It's a very touchy, emotionally charged subject. There are certain religious organizations that are very much against opt-out because they feel that that would be a sign of the government playing God and making these highly personal decisions for the individual. Even the medical establishment is pretty much against opt-out at this point. So I don't think it's time, but there are some of us out there who feel that anything that can help save lives and increase the donor pool is worth considering.

I'm actually in favor of an opt-out system here in the United States. I don't think it's going to happen any time soon. But with the appropriate education efforts, I think that there could be a time in the future, hopefully in the near future, where America is ready to consider a system that would save thousands, if not tens of thousands of lives, every year.

That being said, even if opt-out were initiated in this country, it wouldn't solve the disparity between recipients and donors. Even in Spain, which has an opt-out system and a very high registration rate, there are people who are dying on the wait list. As I mentioned before, other things need to happen.

Almost 11,000 human organs were purchased on the black market in 2010 -- the vast majority of which came from impoverished individuals in developing countries. Is there a relationship between the scarcity of viable organs in the United States and the booming, illegal trade in human organs abroad?

There are booming black markets in organs all across the world. There are always people who have the means to travel and pay for these services that they may not be able to get at home, and there are always desperately poor individuals who will do anything that could potentially get them out of their poverty.

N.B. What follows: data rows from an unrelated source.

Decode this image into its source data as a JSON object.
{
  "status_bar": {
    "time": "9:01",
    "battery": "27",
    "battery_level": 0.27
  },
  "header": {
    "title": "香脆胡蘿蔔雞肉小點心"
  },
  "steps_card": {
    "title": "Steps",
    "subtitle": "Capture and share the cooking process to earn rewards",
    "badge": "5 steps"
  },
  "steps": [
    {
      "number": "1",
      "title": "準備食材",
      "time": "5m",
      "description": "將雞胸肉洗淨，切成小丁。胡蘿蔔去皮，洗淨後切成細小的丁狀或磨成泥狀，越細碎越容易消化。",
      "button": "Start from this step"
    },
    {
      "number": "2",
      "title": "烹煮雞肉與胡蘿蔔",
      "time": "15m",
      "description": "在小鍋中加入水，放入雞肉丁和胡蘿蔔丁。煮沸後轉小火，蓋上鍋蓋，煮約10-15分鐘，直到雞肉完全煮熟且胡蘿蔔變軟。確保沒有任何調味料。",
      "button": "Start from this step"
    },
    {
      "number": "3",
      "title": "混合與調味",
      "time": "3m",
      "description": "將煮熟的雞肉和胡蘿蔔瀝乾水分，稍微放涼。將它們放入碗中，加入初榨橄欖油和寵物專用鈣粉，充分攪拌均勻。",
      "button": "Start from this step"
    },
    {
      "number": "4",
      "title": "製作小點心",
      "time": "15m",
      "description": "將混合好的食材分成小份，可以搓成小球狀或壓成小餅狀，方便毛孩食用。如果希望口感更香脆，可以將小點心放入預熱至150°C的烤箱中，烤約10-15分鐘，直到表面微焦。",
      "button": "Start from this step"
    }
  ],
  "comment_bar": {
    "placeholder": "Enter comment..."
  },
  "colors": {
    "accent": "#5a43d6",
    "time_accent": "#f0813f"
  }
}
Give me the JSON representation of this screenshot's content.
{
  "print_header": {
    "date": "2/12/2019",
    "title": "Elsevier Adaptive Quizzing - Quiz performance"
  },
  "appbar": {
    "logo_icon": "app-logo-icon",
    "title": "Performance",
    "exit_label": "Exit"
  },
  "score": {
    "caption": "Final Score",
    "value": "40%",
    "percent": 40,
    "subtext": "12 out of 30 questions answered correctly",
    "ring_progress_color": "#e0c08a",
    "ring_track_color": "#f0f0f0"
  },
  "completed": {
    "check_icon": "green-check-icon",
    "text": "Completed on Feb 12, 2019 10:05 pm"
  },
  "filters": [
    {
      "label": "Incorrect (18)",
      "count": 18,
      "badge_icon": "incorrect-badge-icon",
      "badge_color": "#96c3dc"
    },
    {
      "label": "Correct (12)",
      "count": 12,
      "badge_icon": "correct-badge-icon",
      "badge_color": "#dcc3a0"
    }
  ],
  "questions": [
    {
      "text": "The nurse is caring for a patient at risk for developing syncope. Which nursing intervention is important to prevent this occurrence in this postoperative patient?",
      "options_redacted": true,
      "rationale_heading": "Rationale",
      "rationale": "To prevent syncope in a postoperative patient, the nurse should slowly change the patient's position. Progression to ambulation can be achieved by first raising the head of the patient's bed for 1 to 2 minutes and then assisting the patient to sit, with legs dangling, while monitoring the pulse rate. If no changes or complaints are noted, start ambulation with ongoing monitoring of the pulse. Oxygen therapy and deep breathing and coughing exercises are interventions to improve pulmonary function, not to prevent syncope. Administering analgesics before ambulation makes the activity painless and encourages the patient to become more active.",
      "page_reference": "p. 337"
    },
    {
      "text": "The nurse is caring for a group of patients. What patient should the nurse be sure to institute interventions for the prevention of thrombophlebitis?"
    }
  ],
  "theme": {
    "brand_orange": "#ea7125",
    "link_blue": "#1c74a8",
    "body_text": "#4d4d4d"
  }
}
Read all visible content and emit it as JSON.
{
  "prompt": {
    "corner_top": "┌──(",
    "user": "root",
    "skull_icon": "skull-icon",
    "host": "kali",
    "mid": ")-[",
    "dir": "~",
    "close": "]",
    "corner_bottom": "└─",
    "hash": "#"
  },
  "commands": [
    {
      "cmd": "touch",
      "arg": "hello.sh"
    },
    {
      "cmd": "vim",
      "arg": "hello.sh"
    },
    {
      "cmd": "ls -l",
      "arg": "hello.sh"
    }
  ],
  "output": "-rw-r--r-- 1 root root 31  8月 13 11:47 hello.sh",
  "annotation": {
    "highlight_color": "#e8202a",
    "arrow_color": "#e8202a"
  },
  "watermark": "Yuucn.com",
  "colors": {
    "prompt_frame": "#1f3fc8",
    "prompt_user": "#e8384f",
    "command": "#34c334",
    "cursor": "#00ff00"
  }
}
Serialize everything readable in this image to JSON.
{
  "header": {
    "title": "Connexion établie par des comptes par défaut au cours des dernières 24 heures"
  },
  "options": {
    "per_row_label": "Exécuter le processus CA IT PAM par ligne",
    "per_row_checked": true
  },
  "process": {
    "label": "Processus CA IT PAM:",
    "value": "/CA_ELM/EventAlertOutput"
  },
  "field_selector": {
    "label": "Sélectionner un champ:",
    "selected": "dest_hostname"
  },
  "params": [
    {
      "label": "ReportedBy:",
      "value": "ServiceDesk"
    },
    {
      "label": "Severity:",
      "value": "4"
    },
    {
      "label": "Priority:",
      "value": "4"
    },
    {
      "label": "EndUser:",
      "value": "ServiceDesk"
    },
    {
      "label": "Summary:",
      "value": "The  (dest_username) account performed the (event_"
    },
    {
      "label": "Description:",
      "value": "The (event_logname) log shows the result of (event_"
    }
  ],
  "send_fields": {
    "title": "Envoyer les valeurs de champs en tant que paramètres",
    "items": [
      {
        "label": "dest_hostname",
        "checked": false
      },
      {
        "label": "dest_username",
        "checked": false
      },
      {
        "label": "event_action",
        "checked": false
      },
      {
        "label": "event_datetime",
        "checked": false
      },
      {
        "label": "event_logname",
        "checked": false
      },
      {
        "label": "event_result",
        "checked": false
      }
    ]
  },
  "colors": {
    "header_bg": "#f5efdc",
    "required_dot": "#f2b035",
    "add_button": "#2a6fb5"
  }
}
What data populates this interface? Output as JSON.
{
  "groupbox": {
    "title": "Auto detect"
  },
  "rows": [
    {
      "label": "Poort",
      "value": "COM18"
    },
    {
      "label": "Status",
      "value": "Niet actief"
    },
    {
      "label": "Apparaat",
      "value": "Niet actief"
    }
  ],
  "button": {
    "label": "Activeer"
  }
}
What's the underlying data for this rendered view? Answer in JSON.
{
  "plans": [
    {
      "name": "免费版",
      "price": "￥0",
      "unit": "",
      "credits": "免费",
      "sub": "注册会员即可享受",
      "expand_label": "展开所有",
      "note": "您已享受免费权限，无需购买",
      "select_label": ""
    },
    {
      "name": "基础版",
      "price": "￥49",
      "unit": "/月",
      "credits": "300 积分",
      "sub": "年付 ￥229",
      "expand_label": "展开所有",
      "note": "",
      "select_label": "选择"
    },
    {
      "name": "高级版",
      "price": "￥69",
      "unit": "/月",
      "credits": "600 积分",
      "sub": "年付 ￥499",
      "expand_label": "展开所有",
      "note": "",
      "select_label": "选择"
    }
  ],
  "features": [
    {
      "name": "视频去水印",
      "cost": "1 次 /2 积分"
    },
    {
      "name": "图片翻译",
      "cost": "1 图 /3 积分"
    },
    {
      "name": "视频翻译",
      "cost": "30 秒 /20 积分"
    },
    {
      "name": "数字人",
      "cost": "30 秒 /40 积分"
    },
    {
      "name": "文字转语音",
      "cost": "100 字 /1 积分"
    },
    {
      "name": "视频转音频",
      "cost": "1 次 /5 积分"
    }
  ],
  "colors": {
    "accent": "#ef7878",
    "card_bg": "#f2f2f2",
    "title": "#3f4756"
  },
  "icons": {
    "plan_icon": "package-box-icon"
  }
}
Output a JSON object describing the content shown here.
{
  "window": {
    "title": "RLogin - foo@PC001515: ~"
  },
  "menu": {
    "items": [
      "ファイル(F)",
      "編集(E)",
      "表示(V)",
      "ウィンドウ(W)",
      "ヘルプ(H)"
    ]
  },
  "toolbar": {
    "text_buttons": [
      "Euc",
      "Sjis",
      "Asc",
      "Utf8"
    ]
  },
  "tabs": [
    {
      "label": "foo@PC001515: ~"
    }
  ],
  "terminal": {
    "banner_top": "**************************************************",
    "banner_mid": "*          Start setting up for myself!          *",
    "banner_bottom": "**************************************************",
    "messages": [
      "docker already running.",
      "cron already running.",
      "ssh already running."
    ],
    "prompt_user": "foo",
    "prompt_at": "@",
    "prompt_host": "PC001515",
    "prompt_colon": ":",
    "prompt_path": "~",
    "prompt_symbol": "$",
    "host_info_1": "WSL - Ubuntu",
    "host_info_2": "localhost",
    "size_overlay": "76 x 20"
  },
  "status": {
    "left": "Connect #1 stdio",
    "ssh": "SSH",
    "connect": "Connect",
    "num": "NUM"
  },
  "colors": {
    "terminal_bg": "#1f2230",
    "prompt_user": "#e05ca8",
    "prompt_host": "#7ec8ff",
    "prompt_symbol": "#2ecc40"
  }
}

I doubt that there are many Americans who engage in this type of medical tourism, but I have met patients who have gone to foreign countries and have come back with transplants. I've taken care of them because they've had complications from these transplants. So, I do know that it happens, but I don't think it happens very frequently in this country. Most of the people who need transplants in this country don't need to go elsewhere. Because we have such a highly efficient transplant system and successful therapies, people would only consider medical tourism and engaging in black market trade under extreme circumstances.

That's not to say this type of behavior isn't rampant in other parts of the world. It's a big problem. There have been studies on the economic impact of selling an organ on the black market. The vast majority of people who have sold an organ on the black market are not lifted out of poverty.

Now there are some people who have argued that we should monetize transplant in this country. There are strong economic arguments on paper that a free market would increase the number of transplants performed, but I don't approve of monetizing transplant in this country, because what that means is that wealthy people will be able to pay less wealthy people to become donors and the poor people who need transplants aren't going to be able to afford to buy an organ from anyone.

Beyond registering to become an organ donor, what can one do to help close the gap between the demand and supply of viable and ethically sourced organs?

It's vitally important that people talk about organ donation, and feel comfortable talking about it. As a society, we need to normalize the idea of being an organ donor. The idea of organ donation needs to be elevated in our public conscience and embedded in our culture. People shouldn't feel embarrassed, or scared or grossed out, talking about it. Encouraging the conversation is the first step, and the most critical.

By David Kortava of The Morningside Post